Exercise details =
Your answer consists of the lines in the data that contain "服装设计AI". Copy each of them.

======

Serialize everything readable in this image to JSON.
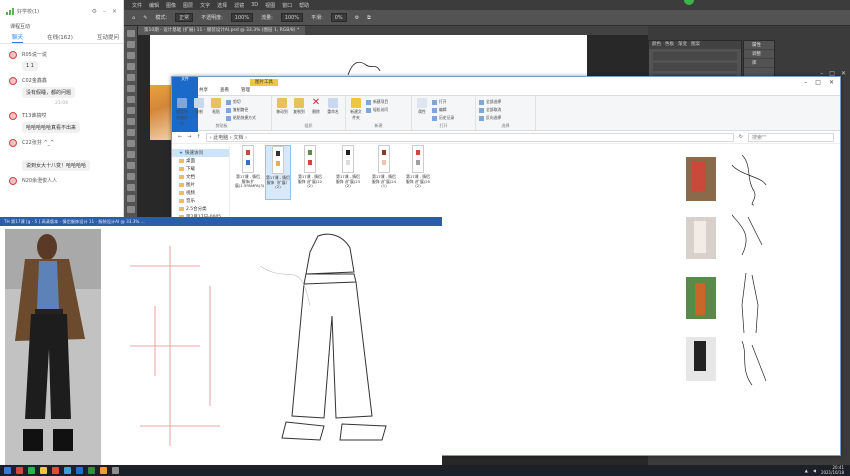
{
  "photoshop": {
    "menu": [
      "文件",
      "编辑",
      "图像",
      "图层",
      "文字",
      "选择",
      "滤镜",
      "3D",
      "视图",
      "窗口",
      "帮助"
    ],
    "options": {
      "mode_label": "模式:",
      "mode_value": "正常",
      "opacity_label": "不透明度:",
      "opacity_value": "100%",
      "flow_label": "流量:",
      "flow_value": "100%",
      "smooth_label": "平滑:",
      "smooth_value": "0%"
    },
    "doc_tab": "第10期 - 设计基础 (扩展) 11 - 服装设计AI.psd @ 33.3% (图层 1, RGB/8) *",
    "panel_tabs": [
      "颜色",
      "色板",
      "渐变",
      "图案"
    ],
    "mini_panel": [
      "属性",
      "调整",
      "库"
    ]
  },
  "chat": {
    "title": "好学校(1)",
    "section": "课程互动",
    "tabs": [
      "聊天",
      "在线(162)",
      "互动提问"
    ],
    "messages": [
      {
        "name": "R05说一说",
        "text": "1 1"
      },
      {
        "name": "C02金鑫鑫",
        "text": "没有假睡，都的问题"
      },
      {
        "time": "21:04"
      },
      {
        "name": "T13谁搞哎",
        "text": "哈哈哈哈哈真看不出来"
      },
      {
        "name": "C22张芬",
        "text": "^_^"
      },
      {
        "name": "",
        "text": "说到女大十八变！哈哈哈哈"
      },
      {
        "name": "N20余澄俊人人",
        "text": ""
      }
    ]
  },
  "explorer": {
    "tool_badge": "图片工具",
    "ribbon_tabs": [
      "文件",
      "主页",
      "共享",
      "查看",
      "管理"
    ],
    "groups": {
      "clipboard": {
        "label": "剪贴板",
        "pin": "固定到快速访问",
        "copy": "复制",
        "paste": "粘贴",
        "cut": "剪切",
        "copy_path": "复制路径",
        "paste_shortcut": "粘贴快捷方式"
      },
      "organize": {
        "label": "组织",
        "move": "移动到",
        "copyto": "复制到",
        "delete": "删除",
        "rename": "重命名"
      },
      "new": {
        "label": "新建",
        "folder": "新建文件夹",
        "item": "新建项目",
        "easy": "轻松访问"
      },
      "open": {
        "label": "打开",
        "props": "属性",
        "open": "打开",
        "edit": "编辑",
        "history": "历史记录"
      },
      "select": {
        "label": "选择",
        "all": "全部选择",
        "none": "全部取消",
        "invert": "反向选择"
      }
    },
    "address": "› 此电脑 › 文档 ›",
    "search_placeholder": "搜索\"\"",
    "nav": [
      "快速访问",
      "桌面",
      "下载",
      "文档",
      "图片",
      "视频",
      "音乐",
      "2.5合分类",
      "第2月17日-0005...",
      "此电脑"
    ],
    "files": [
      {
        "name": "第17课 - 情侣服饰(扩展)1.5PAMPA(3)",
        "colors": [
          "#c94a3a",
          "#3a6fc9"
        ],
        "sel": false
      },
      {
        "name": "第17课 - 情侣服饰（扩展）(2)",
        "colors": [
          "#333",
          "#e8b24a"
        ],
        "sel": true
      },
      {
        "name": "第17课 - 情侣服饰 (扩展)22 (2)",
        "colors": [
          "#5a8f4a",
          "#c94a3a"
        ],
        "sel": false
      },
      {
        "name": "第17课 - 情侣服饰 (扩展)23 (2)",
        "colors": [
          "#222",
          "#ddd"
        ],
        "sel": false
      },
      {
        "name": "第17课 - 情侣服饰 (扩展)24 (1)",
        "colors": [
          "#8a3a2a",
          "#f2c4b0"
        ],
        "sel": false
      },
      {
        "name": "第17课 - 情侣服饰 (扩展)25 (2)",
        "colors": [
          "#c94a3a",
          "#a0a0a0"
        ],
        "sel": false
      }
    ]
  },
  "video": {
    "title_bar": "TH 第17课 [g - 5 ] 高清版本 - 情侣服饰设计 11 - 服装设计AI @ 33.3% ..."
  },
  "taskbar": {
    "time": "20:41",
    "date": "2021/10/18"
  }
}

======

Answer to this exercise =
    "doc_tab": "第10期 - 设计基础 (扩展) 11 - 服装设计AI.psd @ 33.3% (图层 1, RGB/8) *",
    "title_bar": "TH 第17课 [g - 5 ] 高清版本 - 情侣服饰设计 11 - 服装设计AI @ 33.3% ..."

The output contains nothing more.